But that approach does great harm to the psychological well-being of our children and our young adults. It allows them to forever blame the “perceived supervillains” for their faults, their unwillingness to engaged in self accomplishments, self-achievements, self-worth. And the tragic result is that our children and our young adults give up, stop trying and continue the “blame game.”

Let’s stop the negative telling of our history and start telling it differently — the positive side of our accomplishments of “we folks on the margin.”

Throughout the month of February, television and the social media platforms have revisited “Roots,” “Sounder,” the Jim Crow era, the voter rights questions, the state’s gerrymandering practices and a bunch of other programs geared toward black history themes. The programs were all the same — reflecting the supervillains and the successes of the oppressed.

One program that was on TV reflected the views of this article, at least to me, was about the death of Katherine Johnson on Feb. 24, 2020. She was born in 1918 and died 101 years later. This black lady was the mathematician whose calculations of orbital mechanics made it possible for man to walk on the moon. She, along with Dorothy Vaughan and Mary Jackson, were the main characters in the book and movie called “Hidden Figures.”

In an interview about her life at National Aeronautics and Space Administration, and her contributions to the space program, she very simply said, “It was easy for me and I enjoyed it.” She never mentioned the difficulty of her past life or how she managed to end up working for NASA. That’s how it ought to be when we talk about black history. How our natural talents and abilities, coupled with our drive toward excellence, ought to be expressed. The obstacles in the way should never be addressed except to clarify a deficiency of self. Even the deficiency should be expressed in positive terms as Katherine Johnson did, by saying, “It was easy for me and I enjoyed it.”

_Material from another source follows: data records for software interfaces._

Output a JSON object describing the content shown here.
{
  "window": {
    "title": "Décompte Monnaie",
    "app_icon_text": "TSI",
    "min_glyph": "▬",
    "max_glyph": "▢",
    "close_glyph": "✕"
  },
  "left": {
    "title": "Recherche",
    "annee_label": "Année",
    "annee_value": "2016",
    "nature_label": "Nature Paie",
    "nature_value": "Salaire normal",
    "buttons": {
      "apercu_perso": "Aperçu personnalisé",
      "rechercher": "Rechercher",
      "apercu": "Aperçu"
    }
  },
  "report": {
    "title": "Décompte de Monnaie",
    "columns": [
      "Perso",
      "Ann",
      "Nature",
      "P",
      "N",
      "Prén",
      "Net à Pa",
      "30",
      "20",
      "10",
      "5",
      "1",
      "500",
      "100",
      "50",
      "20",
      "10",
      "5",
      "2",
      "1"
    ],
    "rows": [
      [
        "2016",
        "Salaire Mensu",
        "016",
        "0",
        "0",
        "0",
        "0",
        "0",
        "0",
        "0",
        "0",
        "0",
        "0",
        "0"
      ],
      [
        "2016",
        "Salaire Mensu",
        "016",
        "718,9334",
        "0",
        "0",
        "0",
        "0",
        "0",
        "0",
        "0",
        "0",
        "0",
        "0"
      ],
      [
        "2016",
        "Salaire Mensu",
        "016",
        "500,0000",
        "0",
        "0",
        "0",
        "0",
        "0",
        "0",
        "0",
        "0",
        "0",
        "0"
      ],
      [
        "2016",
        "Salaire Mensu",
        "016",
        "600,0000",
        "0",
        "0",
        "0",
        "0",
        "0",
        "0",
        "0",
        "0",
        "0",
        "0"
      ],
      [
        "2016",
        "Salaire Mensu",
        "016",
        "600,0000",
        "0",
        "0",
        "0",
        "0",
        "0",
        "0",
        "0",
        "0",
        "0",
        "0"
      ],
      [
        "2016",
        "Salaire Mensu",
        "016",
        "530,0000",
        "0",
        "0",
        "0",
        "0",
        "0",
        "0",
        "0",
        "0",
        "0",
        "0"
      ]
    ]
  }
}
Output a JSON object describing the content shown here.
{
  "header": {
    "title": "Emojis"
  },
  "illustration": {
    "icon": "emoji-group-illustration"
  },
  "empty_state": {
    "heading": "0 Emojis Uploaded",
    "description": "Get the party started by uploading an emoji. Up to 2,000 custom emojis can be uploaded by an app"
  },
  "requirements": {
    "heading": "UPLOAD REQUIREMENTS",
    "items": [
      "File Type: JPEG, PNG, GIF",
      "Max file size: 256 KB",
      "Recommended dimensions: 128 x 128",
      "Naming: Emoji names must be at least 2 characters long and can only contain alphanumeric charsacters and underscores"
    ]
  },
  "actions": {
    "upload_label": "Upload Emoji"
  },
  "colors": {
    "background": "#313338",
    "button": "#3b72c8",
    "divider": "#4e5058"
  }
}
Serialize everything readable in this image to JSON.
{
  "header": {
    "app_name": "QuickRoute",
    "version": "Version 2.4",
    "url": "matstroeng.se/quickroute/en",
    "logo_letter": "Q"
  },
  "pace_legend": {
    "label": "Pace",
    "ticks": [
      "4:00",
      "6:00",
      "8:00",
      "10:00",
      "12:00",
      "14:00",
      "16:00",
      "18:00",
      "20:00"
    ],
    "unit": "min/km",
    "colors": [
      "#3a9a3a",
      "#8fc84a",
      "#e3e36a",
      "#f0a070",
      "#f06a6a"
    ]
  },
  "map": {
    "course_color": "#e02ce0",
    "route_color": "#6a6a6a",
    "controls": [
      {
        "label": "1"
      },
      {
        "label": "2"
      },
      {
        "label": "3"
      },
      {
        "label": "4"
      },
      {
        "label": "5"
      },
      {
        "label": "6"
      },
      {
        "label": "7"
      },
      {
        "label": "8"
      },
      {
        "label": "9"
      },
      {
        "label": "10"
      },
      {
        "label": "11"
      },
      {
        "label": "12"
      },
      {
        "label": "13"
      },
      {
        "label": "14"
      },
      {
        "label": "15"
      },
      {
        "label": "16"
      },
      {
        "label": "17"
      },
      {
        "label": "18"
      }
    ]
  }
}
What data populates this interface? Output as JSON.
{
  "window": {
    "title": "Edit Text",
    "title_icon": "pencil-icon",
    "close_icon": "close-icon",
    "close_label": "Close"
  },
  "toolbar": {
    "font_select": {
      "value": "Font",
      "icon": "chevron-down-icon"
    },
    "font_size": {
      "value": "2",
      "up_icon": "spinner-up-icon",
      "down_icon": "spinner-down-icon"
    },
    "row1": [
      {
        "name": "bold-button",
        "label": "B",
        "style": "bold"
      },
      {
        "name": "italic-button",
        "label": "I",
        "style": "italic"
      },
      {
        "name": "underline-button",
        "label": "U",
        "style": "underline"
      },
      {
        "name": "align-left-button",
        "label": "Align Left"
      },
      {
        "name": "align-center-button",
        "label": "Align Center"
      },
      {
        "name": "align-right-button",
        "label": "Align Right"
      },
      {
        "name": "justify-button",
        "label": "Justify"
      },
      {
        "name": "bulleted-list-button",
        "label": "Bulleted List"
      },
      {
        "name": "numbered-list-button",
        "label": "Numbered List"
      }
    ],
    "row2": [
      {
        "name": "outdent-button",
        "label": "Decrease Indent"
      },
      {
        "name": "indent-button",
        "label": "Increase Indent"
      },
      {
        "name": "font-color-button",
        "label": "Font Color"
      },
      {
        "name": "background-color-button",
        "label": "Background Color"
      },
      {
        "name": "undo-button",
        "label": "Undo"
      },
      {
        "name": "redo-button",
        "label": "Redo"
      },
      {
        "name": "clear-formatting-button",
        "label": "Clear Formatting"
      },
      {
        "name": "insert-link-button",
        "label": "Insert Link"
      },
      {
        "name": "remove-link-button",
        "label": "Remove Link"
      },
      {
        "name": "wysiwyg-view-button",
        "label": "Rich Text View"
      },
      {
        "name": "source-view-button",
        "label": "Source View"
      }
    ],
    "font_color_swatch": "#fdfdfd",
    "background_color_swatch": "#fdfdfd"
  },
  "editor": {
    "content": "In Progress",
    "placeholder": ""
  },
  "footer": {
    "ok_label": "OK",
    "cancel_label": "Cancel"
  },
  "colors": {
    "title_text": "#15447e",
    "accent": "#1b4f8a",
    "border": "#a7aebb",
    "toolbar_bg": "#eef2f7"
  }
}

So, let’s continue to sing, “…. Lift every voice and sing ’til earth and heaven ring/Ring with the harmonies of liberty … .”

DR. WILLIAM SCOTT is a guest columnist for The Tidewater News. He can be reached at